Expected Funding Opportunity Will Facilitate Community-Scale Geothermal Heating and Cooling Systems that Can Cut Emissions, Reduce Energy Burden, Boost Resilience
Heating and cooling represent significant energy needs for American homes and businesses—for instance, more than half of U.S. home energy use is for heating—and contribute to greenhouse gas emissions through the direct use of fossil fuels and electricity use. To help reduce energy burden—the percentage of gross household income spent on energy costs—and fossil fuel dependence for American communities, the U.S. Department of Energy (DOE) intends to issue the Community Geothermal Heating and Cooling Design and Deployment Funding Opportunity Announcement (FOA).
Geothermal district heating and cooling systems use geothermal energy to provide climate control to buildings, including residences and businesses, through an underground distribution network. Such systems are relatively common outside the United States, but have a comparably small presence domestically. The intended FOA will support community coalitions with community, workforce, design/analysis, and deployment expertise to implement such systems.

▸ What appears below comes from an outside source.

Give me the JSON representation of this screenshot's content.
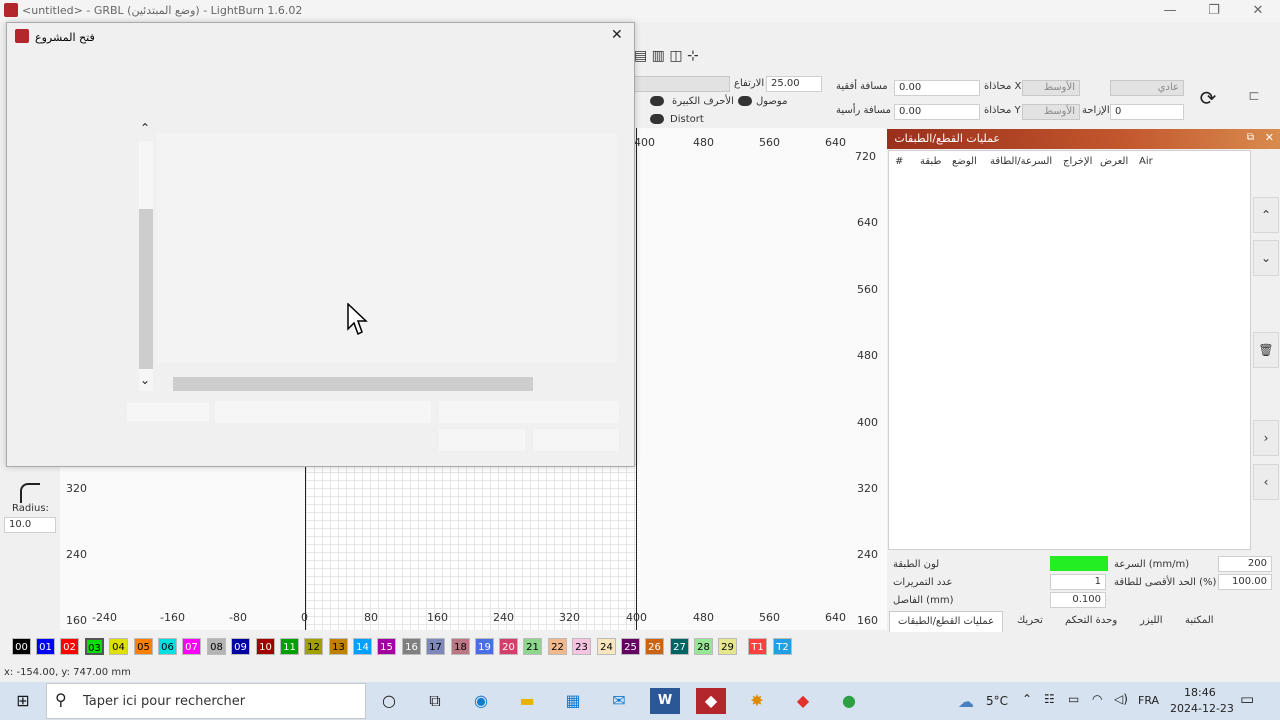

“By enabling communities to design and deploy community-scale geothermal heating and cooling systems, we can expand equitable energy access and foster greater local participation in the energy transition,” said Principal Deputy Assistant Secretary for Energy Efficiency and Renewable Energy Kelly Speakes-Backman. “Wider adoption of these systems can go a long way in decarbonizing the building and electricity sectors and support the Biden Administration’s goal of reaching net-zero emissions by 2050.”